▶ [WORK TO COMPLETE] Every record below is to be retyped exactly, with the pictures left out.

▶ [SOURCE DATA]
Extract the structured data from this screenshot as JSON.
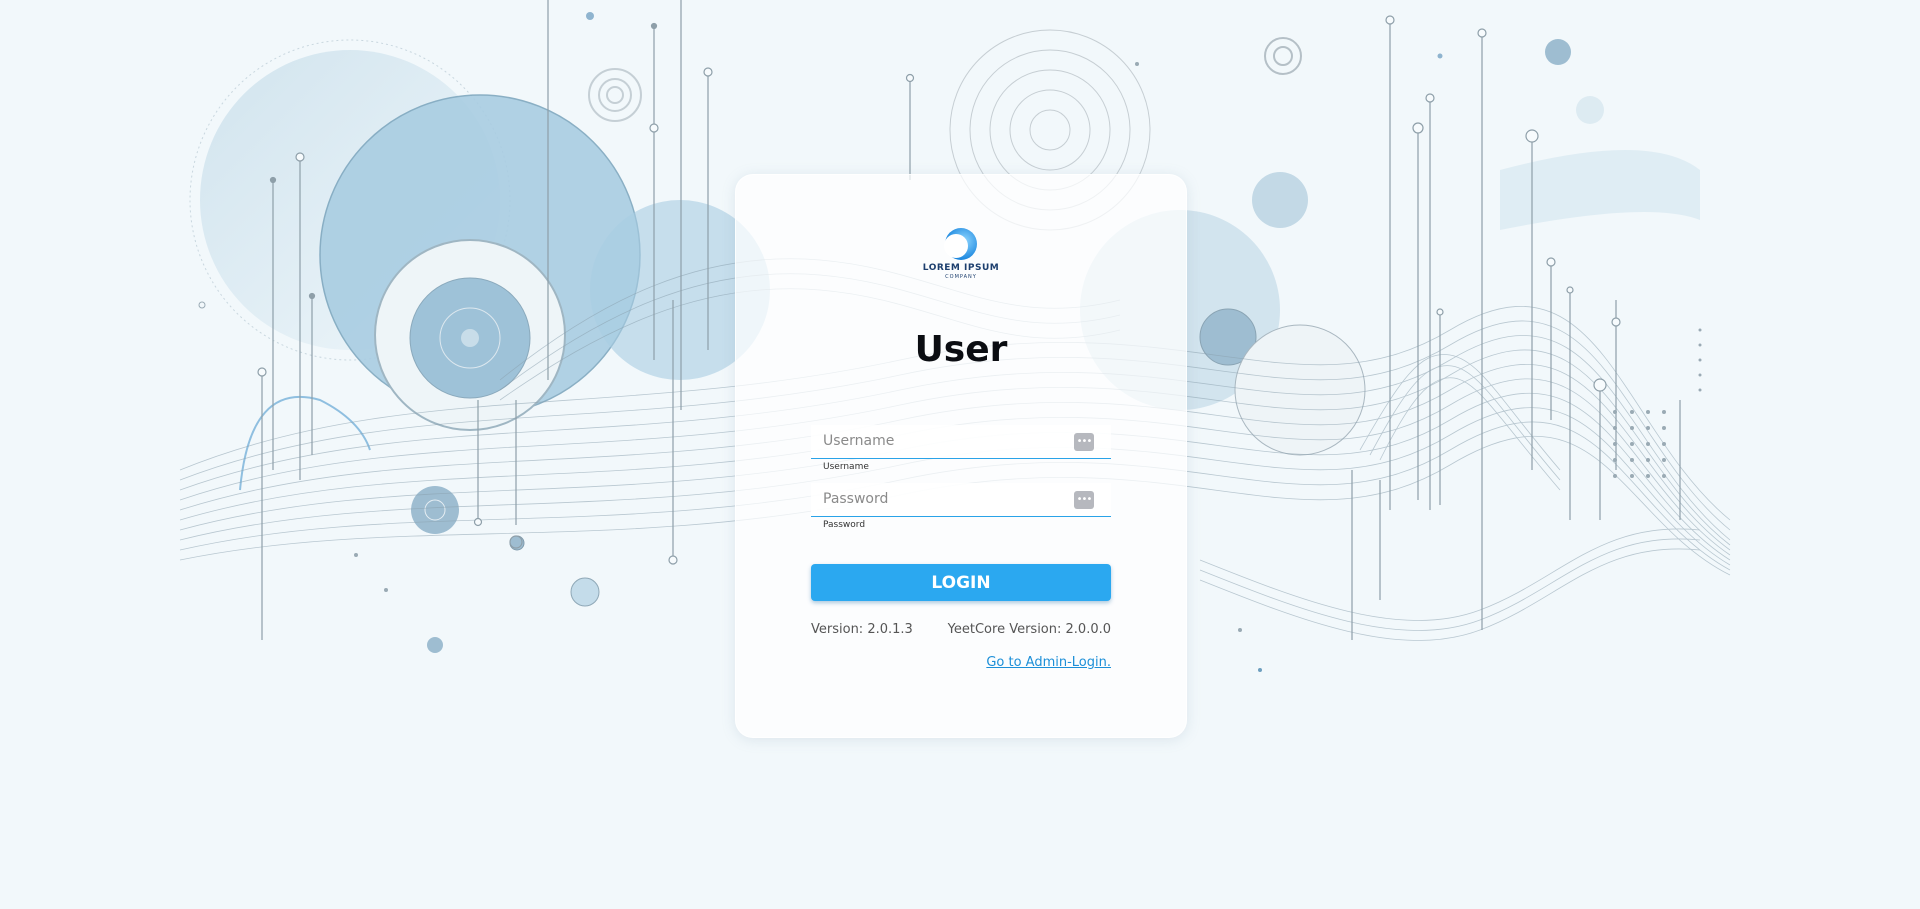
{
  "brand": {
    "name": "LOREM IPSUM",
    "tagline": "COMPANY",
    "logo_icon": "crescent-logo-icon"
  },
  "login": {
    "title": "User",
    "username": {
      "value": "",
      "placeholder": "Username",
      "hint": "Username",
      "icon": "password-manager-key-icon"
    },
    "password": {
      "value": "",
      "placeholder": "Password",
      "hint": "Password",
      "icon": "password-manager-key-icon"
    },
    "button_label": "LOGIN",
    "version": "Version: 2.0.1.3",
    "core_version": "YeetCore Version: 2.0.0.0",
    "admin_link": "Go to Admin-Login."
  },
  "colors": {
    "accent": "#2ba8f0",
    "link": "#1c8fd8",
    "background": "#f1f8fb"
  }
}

▶ [ANSWER FOR THIS EXERCISE]
Extract the structured data from this screenshot as JSON.
{
  "brand": {
    "name": "LOREM IPSUM",
    "tagline": "COMPANY",
    "logo_icon": "crescent-logo-icon"
  },
  "login": {
    "title": "User",
    "username": {
      "value": "",
      "placeholder": "Username",
      "hint": "Username",
      "icon": "password-manager-key-icon"
    },
    "password": {
      "value": "",
      "placeholder": "Password",
      "hint": "Password",
      "icon": "password-manager-key-icon"
    },
    "button_label": "LOGIN",
    "version": "Version: 2.0.1.3",
    "core_version": "YeetCore Version: 2.0.0.0",
    "admin_link": "Go to Admin-Login."
  },
  "colors": {
    "accent": "#2ba8f0",
    "link": "#1c8fd8",
    "background": "#f1f8fb"
  }
}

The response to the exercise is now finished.